## Your task
The answer must consist of the listing, reproduced exactly.

## Stored data
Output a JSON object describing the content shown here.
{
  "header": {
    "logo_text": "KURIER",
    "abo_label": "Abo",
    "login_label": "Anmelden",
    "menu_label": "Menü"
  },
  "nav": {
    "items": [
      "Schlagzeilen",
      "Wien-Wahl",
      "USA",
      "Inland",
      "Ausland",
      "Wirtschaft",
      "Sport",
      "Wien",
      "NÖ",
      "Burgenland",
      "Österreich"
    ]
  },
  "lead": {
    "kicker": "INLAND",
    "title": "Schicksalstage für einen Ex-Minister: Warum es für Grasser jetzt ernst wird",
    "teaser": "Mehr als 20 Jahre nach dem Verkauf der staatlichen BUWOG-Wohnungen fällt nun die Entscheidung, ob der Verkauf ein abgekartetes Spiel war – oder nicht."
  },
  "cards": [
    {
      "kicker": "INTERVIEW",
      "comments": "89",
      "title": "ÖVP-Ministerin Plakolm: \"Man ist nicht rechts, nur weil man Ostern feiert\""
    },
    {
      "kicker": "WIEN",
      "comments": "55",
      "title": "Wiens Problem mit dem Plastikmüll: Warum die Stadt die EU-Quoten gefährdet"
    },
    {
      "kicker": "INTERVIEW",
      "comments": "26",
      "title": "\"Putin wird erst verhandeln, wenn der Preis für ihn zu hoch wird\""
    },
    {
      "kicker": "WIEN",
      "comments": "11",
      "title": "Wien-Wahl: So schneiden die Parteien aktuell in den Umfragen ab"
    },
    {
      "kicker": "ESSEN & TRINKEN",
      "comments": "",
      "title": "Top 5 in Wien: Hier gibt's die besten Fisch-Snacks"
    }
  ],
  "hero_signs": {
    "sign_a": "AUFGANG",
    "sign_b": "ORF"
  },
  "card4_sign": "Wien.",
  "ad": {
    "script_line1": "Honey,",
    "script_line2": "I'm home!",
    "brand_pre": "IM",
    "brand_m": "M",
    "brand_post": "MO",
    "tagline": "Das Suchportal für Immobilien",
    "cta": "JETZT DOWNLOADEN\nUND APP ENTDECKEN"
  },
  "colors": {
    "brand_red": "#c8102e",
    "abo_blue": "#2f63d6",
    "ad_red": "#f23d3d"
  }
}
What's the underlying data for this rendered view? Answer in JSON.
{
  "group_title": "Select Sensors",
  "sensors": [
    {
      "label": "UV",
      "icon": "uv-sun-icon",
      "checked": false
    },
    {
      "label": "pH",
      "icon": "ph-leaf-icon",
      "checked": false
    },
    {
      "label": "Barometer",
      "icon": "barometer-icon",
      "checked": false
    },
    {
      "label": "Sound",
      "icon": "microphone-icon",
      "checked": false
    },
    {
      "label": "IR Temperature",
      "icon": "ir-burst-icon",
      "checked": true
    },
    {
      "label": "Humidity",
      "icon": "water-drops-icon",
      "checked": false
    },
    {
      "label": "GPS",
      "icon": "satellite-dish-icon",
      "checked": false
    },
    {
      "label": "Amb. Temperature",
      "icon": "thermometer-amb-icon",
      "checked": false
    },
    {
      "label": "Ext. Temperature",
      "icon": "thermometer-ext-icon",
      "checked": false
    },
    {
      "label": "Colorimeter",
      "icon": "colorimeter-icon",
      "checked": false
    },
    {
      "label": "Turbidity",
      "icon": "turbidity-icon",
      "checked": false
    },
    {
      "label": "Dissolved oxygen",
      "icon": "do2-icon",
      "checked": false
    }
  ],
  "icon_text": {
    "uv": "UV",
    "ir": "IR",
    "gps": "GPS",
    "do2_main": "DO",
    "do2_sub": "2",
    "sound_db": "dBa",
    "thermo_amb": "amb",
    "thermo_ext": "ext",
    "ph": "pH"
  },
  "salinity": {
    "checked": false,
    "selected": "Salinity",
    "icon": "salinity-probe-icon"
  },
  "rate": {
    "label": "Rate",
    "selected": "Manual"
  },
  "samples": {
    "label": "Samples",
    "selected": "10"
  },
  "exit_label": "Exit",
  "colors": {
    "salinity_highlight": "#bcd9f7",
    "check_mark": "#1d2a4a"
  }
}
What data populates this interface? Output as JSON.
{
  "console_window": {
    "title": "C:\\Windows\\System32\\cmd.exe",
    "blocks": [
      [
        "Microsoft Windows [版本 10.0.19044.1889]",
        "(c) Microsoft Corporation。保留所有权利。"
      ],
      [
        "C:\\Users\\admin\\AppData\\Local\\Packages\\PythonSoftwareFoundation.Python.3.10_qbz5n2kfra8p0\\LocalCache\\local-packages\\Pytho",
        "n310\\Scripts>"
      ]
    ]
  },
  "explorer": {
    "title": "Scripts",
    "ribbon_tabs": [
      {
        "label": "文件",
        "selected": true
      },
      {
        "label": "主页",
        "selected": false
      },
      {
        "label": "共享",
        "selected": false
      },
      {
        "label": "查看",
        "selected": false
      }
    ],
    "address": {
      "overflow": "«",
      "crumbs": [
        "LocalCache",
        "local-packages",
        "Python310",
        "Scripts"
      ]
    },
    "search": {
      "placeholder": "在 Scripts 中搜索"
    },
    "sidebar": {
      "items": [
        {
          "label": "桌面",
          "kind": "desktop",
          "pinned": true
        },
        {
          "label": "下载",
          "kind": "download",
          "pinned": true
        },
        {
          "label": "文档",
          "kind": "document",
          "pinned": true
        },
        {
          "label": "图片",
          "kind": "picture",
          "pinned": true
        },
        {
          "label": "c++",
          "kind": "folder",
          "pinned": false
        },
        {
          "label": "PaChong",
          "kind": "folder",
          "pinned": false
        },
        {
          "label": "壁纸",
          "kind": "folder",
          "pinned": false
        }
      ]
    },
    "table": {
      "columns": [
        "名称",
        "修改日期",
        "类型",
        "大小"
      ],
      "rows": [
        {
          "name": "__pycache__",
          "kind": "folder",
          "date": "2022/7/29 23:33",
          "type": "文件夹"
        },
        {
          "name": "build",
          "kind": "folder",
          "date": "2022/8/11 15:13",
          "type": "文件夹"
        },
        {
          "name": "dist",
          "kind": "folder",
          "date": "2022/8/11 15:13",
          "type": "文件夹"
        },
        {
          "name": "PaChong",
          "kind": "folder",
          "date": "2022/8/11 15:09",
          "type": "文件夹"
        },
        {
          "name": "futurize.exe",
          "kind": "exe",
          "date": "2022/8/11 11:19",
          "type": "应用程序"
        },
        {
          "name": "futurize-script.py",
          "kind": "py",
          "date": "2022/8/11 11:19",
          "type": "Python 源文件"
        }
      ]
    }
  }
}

## The completed task
Output a JSON object describing the content shown here.
{
  "header": {
    "logo_text": "KURIER",
    "abo_label": "Abo",
    "login_label": "Anmelden",
    "menu_label": "Menü"
  },
  "nav": {
    "items": [
      "Schlagzeilen",
      "Wien-Wahl",
      "USA",
      "Inland",
      "Ausland",
      "Wirtschaft",
      "Sport",
      "Wien",
      "NÖ",
      "Burgenland",
      "Österreich"
    ]
  },
  "lead": {
    "kicker": "INLAND",
    "title": "Schicksalstage für einen Ex-Minister: Warum es für Grasser jetzt ernst wird",
    "teaser": "Mehr als 20 Jahre nach dem Verkauf der staatlichen BUWOG-Wohnungen fällt nun die Entscheidung, ob der Verkauf ein abgekartetes Spiel war – oder nicht."
  },
  "cards": [
    {
      "kicker": "INTERVIEW",
      "comments": "89",
      "title": "ÖVP-Ministerin Plakolm: \"Man ist nicht rechts, nur weil man Ostern feiert\""
    },
    {
      "kicker": "WIEN",
      "comments": "55",
      "title": "Wiens Problem mit dem Plastikmüll: Warum die Stadt die EU-Quoten gefährdet"
    },
    {
      "kicker": "INTERVIEW",
      "comments": "26",
      "title": "\"Putin wird erst verhandeln, wenn der Preis für ihn zu hoch wird\""
    },
    {
      "kicker": "WIEN",
      "comments": "11",
      "title": "Wien-Wahl: So schneiden die Parteien aktuell in den Umfragen ab"
    },
    {
      "kicker": "ESSEN & TRINKEN",
      "comments": "",
      "title": "Top 5 in Wien: Hier gibt's die besten Fisch-Snacks"
    }
  ],
  "hero_signs": {
    "sign_a": "AUFGANG",
    "sign_b": "ORF"
  },
  "card4_sign": "Wien.",
  "ad": {
    "script_line1": "Honey,",
    "script_line2": "I'm home!",
    "brand_pre": "IM",
    "brand_m": "M",
    "brand_post": "MO",
    "tagline": "Das Suchportal für Immobilien",
    "cta": "JETZT DOWNLOADEN\nUND APP ENTDECKEN"
  },
  "colors": {
    "brand_red": "#c8102e",
    "abo_blue": "#2f63d6",
    "ad_red": "#f23d3d"
  }
}
What's the underlying data for this rendered view? Answer in JSON.
{
  "group_title": "Select Sensors",
  "sensors": [
    {
      "label": "UV",
      "icon": "uv-sun-icon",
      "checked": false
    },
    {
      "label": "pH",
      "icon": "ph-leaf-icon",
      "checked": false
    },
    {
      "label": "Barometer",
      "icon": "barometer-icon",
      "checked": false
    },
    {
      "label": "Sound",
      "icon": "microphone-icon",
      "checked": false
    },
    {
      "label": "IR Temperature",
      "icon": "ir-burst-icon",
      "checked": true
    },
    {
      "label": "Humidity",
      "icon": "water-drops-icon",
      "checked": false
    },
    {
      "label": "GPS",
      "icon": "satellite-dish-icon",
      "checked": false
    },
    {
      "label": "Amb. Temperature",
      "icon": "thermometer-amb-icon",
      "checked": false
    },
    {
      "label": "Ext. Temperature",
      "icon": "thermometer-ext-icon",
      "checked": false
    },
    {
      "label": "Colorimeter",
      "icon": "colorimeter-icon",
      "checked": false
    },
    {
      "label": "Turbidity",
      "icon": "turbidity-icon",
      "checked": false
    },
    {
      "label": "Dissolved oxygen",
      "icon": "do2-icon",
      "checked": false
    }
  ],
  "icon_text": {
    "uv": "UV",
    "ir": "IR",
    "gps": "GPS",
    "do2_main": "DO",
    "do2_sub": "2",
    "sound_db": "dBa",
    "thermo_amb": "amb",
    "thermo_ext": "ext",
    "ph": "pH"
  },
  "salinity": {
    "checked": false,
    "selected": "Salinity",
    "icon": "salinity-probe-icon"
  },
  "rate": {
    "label": "Rate",
    "selected": "Manual"
  },
  "samples": {
    "label": "Samples",
    "selected": "10"
  },
  "exit_label": "Exit",
  "colors": {
    "salinity_highlight": "#bcd9f7",
    "check_mark": "#1d2a4a"
  }
}
What data populates this interface? Output as JSON.
{
  "console_window": {
    "title": "C:\\Windows\\System32\\cmd.exe",
    "blocks": [
      [
        "Microsoft Windows [版本 10.0.19044.1889]",
        "(c) Microsoft Corporation。保留所有权利。"
      ],
      [
        "C:\\Users\\admin\\AppData\\Local\\Packages\\PythonSoftwareFoundation.Python.3.10_qbz5n2kfra8p0\\LocalCache\\local-packages\\Pytho",
        "n310\\Scripts>"
      ]
    ]
  },
  "explorer": {
    "title": "Scripts",
    "ribbon_tabs": [
      {
        "label": "文件",
        "selected": true
      },
      {
        "label": "主页",
        "selected": false
      },
      {
        "label": "共享",
        "selected": false
      },
      {
        "label": "查看",
        "selected": false
      }
    ],
    "address": {
      "overflow": "«",
      "crumbs": [
        "LocalCache",
        "local-packages",
        "Python310",
        "Scripts"
      ]
    },
    "search": {
      "placeholder": "在 Scripts 中搜索"
    },
    "sidebar": {
      "items": [
        {
          "label": "桌面",
          "kind": "desktop",
          "pinned": true
        },
        {
          "label": "下载",
          "kind": "download",
          "pinned": true
        },
        {
          "label": "文档",
          "kind": "document",
          "pinned": true
        },
        {
          "label": "图片",
          "kind": "picture",
          "pinned": true
        },
        {
          "label": "c++",
          "kind": "folder",
          "pinned": false
        },
        {
          "label": "PaChong",
          "kind": "folder",
          "pinned": false
        },
        {
          "label": "壁纸",
          "kind": "folder",
          "pinned": false
        }
      ]
    },
    "table": {
      "columns": [
        "名称",
        "修改日期",
        "类型",
        "大小"
      ],
      "rows": [
        {
          "name": "__pycache__",
          "kind": "folder",
          "date": "2022/7/29 23:33",
          "type": "文件夹"
        },
        {
          "name": "build",
          "kind": "folder",
          "date": "2022/8/11 15:13",
          "type": "文件夹"
        },
        {
          "name": "dist",
          "kind": "folder",
          "date": "2022/8/11 15:13",
          "type": "文件夹"
        },
        {
          "name": "PaChong",
          "kind": "folder",
          "date": "2022/8/11 15:09",
          "type": "文件夹"
        },
        {
          "name": "futurize.exe",
          "kind": "exe",
          "date": "2022/8/11 11:19",
          "type": "应用程序"
        },
        {
          "name": "futurize-script.py",
          "kind": "py",
          "date": "2022/8/11 11:19",
          "type": "Python 源文件"
        }
      ]
    }
  }
}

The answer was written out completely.